- [WORK INSTRUCTIONS]: Check each line of the data below for the string "value", then report how many lines have it and nothing else.
(Beginning of LISTED RECORDS)
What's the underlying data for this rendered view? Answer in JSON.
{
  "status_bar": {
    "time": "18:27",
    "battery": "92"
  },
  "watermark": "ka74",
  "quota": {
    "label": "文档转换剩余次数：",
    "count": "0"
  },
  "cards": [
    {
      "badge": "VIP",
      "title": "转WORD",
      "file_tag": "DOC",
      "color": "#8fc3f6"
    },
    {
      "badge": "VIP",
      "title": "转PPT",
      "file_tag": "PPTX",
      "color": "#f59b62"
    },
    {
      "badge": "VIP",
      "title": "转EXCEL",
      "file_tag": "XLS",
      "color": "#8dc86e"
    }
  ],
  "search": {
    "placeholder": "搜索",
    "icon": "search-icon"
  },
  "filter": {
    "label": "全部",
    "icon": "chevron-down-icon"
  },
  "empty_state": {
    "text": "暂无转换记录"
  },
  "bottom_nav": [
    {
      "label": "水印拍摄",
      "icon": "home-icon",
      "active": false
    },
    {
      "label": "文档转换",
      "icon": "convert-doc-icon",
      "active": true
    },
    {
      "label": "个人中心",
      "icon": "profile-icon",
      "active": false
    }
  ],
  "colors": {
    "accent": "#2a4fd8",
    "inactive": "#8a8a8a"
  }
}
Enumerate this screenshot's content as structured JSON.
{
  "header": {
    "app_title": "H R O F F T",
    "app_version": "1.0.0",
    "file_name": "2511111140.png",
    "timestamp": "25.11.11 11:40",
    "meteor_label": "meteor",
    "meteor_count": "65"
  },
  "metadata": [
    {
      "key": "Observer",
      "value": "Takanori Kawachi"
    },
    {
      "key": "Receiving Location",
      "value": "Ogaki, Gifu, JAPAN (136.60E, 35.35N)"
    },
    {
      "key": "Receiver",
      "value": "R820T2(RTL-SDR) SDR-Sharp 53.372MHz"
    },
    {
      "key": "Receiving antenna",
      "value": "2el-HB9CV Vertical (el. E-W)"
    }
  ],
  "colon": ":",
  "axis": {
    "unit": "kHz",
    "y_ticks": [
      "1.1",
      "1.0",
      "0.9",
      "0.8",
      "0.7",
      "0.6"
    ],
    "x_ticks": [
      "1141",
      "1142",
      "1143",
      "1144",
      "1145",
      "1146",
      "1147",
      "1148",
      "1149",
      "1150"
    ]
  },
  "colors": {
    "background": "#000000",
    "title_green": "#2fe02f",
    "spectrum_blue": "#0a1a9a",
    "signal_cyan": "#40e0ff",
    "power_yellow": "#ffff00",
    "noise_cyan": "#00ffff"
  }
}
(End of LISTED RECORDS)
- [PROBLEM SOLUTION]: 4